One of the key parts of Republican gubernatorial candidate Meg Whitman’s plan for reviving California’s economy is eliminating and streamlining regulations. “Every small business that I have seen in California — and I’ve done 600 different events in almost all 58 counties — tell me that regulation is killing them,” she said on Fox News this week.
One of the former Ebay CEO’s favorite stories about burdensome regulations stifling business has to do with Ebay subsidiary PayPal. Here’s what Whitman told Fox News’ Neil Cavuto:
The permitting process, the competing agencies that try to regulate — we built a building in Sunnyvale for PayPal, two-and-a-half years to break ground. We had to hire three consultants to navigate the labyrinth of California regulations.

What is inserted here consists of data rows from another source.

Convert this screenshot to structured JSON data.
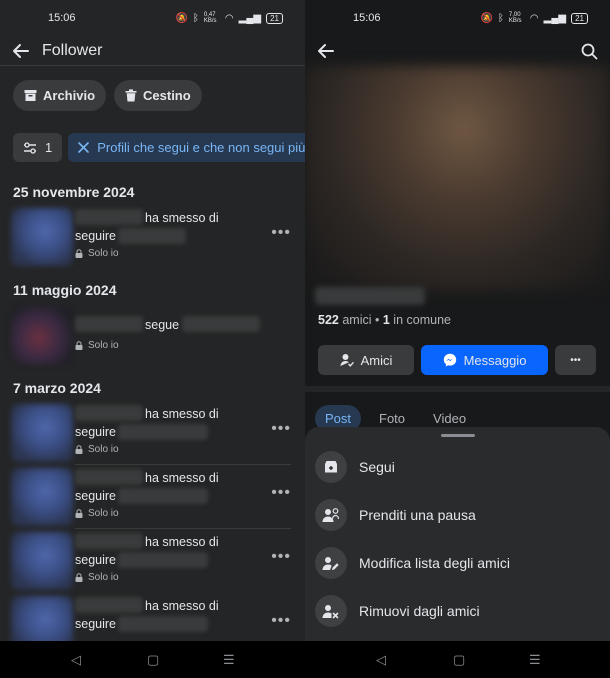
{
  "left": {
    "status": {
      "time": "15:06",
      "speed": "0,47 KB/s",
      "battery": "21"
    },
    "title": "Follower",
    "chips": [
      {
        "label": "Archivio",
        "icon": "archive-icon"
      },
      {
        "label": "Cestino",
        "icon": "trash-icon"
      }
    ],
    "filter_count": "1",
    "filter_active": "Profili che segui e che non segui più",
    "groups": [
      {
        "date": "25 novembre 2024"
      },
      {
        "date": "11 maggio 2024"
      },
      {
        "date": "7 marzo 2024"
      }
    ],
    "action_unfollow": "ha smesso di",
    "action_unfollow2": "seguire",
    "action_follow": "segue",
    "privacy": "Solo io",
    "more": "•••"
  },
  "right": {
    "status": {
      "time": "15:06",
      "speed": "7,00 KB/s",
      "battery": "21"
    },
    "friends_count": "522",
    "friends_word": "amici",
    "mutual_count": "1",
    "mutual_word": "in comune",
    "btn_friends": "Amici",
    "btn_message": "Messaggio",
    "btn_more": "•••",
    "tabs": [
      "Post",
      "Foto",
      "Video"
    ],
    "sheet_items": [
      {
        "label": "Segui",
        "icon": "follow-icon"
      },
      {
        "label": "Prenditi una pausa",
        "icon": "pause-icon"
      },
      {
        "label": "Modifica lista degli amici",
        "icon": "edit-friends-icon"
      },
      {
        "label": "Rimuovi dagli amici",
        "icon": "unfriend-icon"
      }
    ]
  },
  "colors": {
    "accent": "#0866ff",
    "chip_blue_bg": "#263951",
    "chip_blue_text": "#7ab5f6",
    "background": "#242526"
  }
}
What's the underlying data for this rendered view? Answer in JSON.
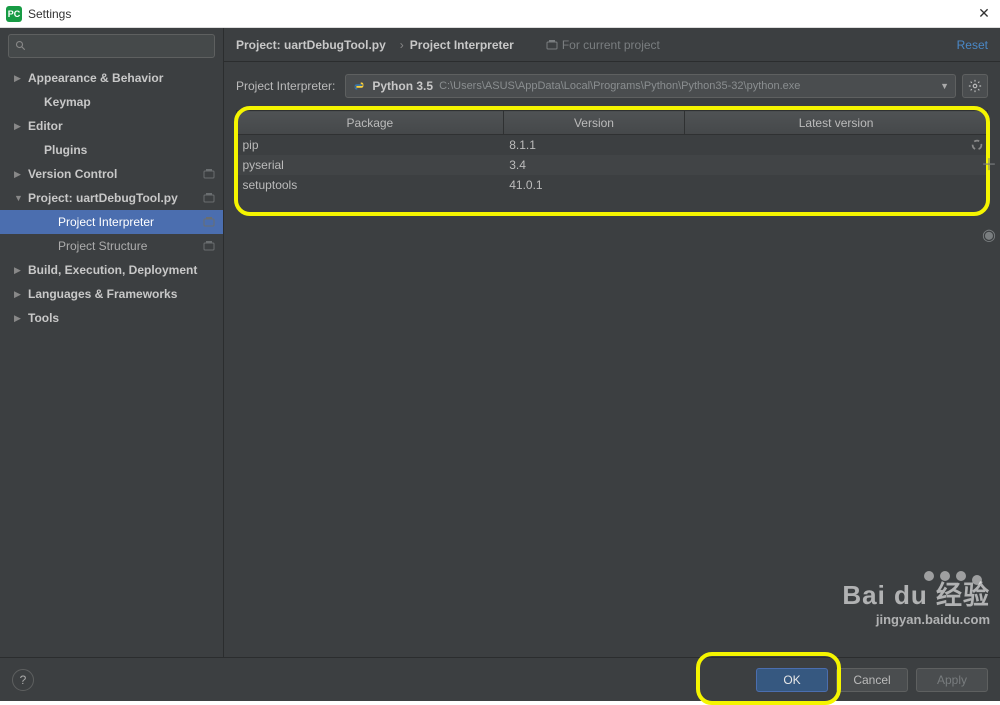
{
  "titlebar": {
    "title": "Settings"
  },
  "sidebar": {
    "items": [
      {
        "label": "Appearance & Behavior",
        "expander": "▶",
        "bold": true
      },
      {
        "label": "Keymap",
        "bold": true,
        "sub": true
      },
      {
        "label": "Editor",
        "expander": "▶",
        "bold": true
      },
      {
        "label": "Plugins",
        "bold": true,
        "sub": true
      },
      {
        "label": "Version Control",
        "expander": "▶",
        "bold": true,
        "badge": true
      },
      {
        "label": "Project: uartDebugTool.py",
        "expander": "▼",
        "bold": true,
        "badge": true
      },
      {
        "label": "Project Interpreter",
        "subsub": true,
        "selected": true,
        "badge": true
      },
      {
        "label": "Project Structure",
        "subsub": true,
        "badge": true
      },
      {
        "label": "Build, Execution, Deployment",
        "expander": "▶",
        "bold": true
      },
      {
        "label": "Languages & Frameworks",
        "expander": "▶",
        "bold": true
      },
      {
        "label": "Tools",
        "expander": "▶",
        "bold": true
      }
    ]
  },
  "header": {
    "crumb1": "Project: uartDebugTool.py",
    "crumb2": "Project Interpreter",
    "for_current": "For current project",
    "reset": "Reset"
  },
  "interpreter": {
    "label": "Project Interpreter:",
    "name": "Python 3.5",
    "path": "C:\\Users\\ASUS\\AppData\\Local\\Programs\\Python\\Python35-32\\python.exe"
  },
  "packages": {
    "columns": [
      "Package",
      "Version",
      "Latest version"
    ],
    "rows": [
      {
        "name": "pip",
        "version": "8.1.1",
        "latest": ""
      },
      {
        "name": "pyserial",
        "version": "3.4",
        "latest": ""
      },
      {
        "name": "setuptools",
        "version": "41.0.1",
        "latest": ""
      }
    ]
  },
  "footer": {
    "ok": "OK",
    "cancel": "Cancel",
    "apply": "Apply"
  },
  "watermark": {
    "logo": "Bai du 经验",
    "sub": "jingyan.baidu.com"
  }
}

And lest we think this was a one-off story, BusinessWeek noted that Whitman “raises the issue repeatedly on the stump.” “Two and half years of trying to get permission, 25 permits, three consulting firms to navigate the labyrinth of regulations. This was for a building that was to house 3,000 white-collar workers. You would think the State of California would have been my best friend on this,” Whitman says.
There’s just one problem. None of it ever happened. CalBuzz contacted the city of Sunnyvale to see if there was any truth to the story, and City Manager Gary Luebbers responded:
We have taken considerable time trying to ferret out this assertion. In fact our research shows absolutely no record of ANY contact with PayPal. I think she may have just pulled Sunnyvale out of thin air. PayPal is in San Jose.
So the trail moves to San Jose, where the Mercury News found that the city “processed eBay’s development application in record time and that fulfilling all the city’s requirements took just 11 months.”
In fact, Whitman has had nothing but kind words for the business development infrastructure in San Jose. “Our partnership with the office of the mayor, the city council, the city staff and the office of economic development is a testament to San Jose’s status as a world class place to grow and operate a business,” she has said. “The City of San Jose has always been extremely flexible in helping to anticipate and meet our rapidly changing needs.”
So the story that Whitman relies on to push her deregulatory ideology is nothing but a fantasy. As UC Berkley economist Michael Reich has pointed out, Whitman’s claim that California is over-regulated doesn’t hold water, and the analysis that she says proves the negative effect regulations have on the Golden State’s job creation is based on discredited shlock science. Her plan to gut regulations — including eliminating overtime pay for workers — would transfer $1 billion from workers to employers.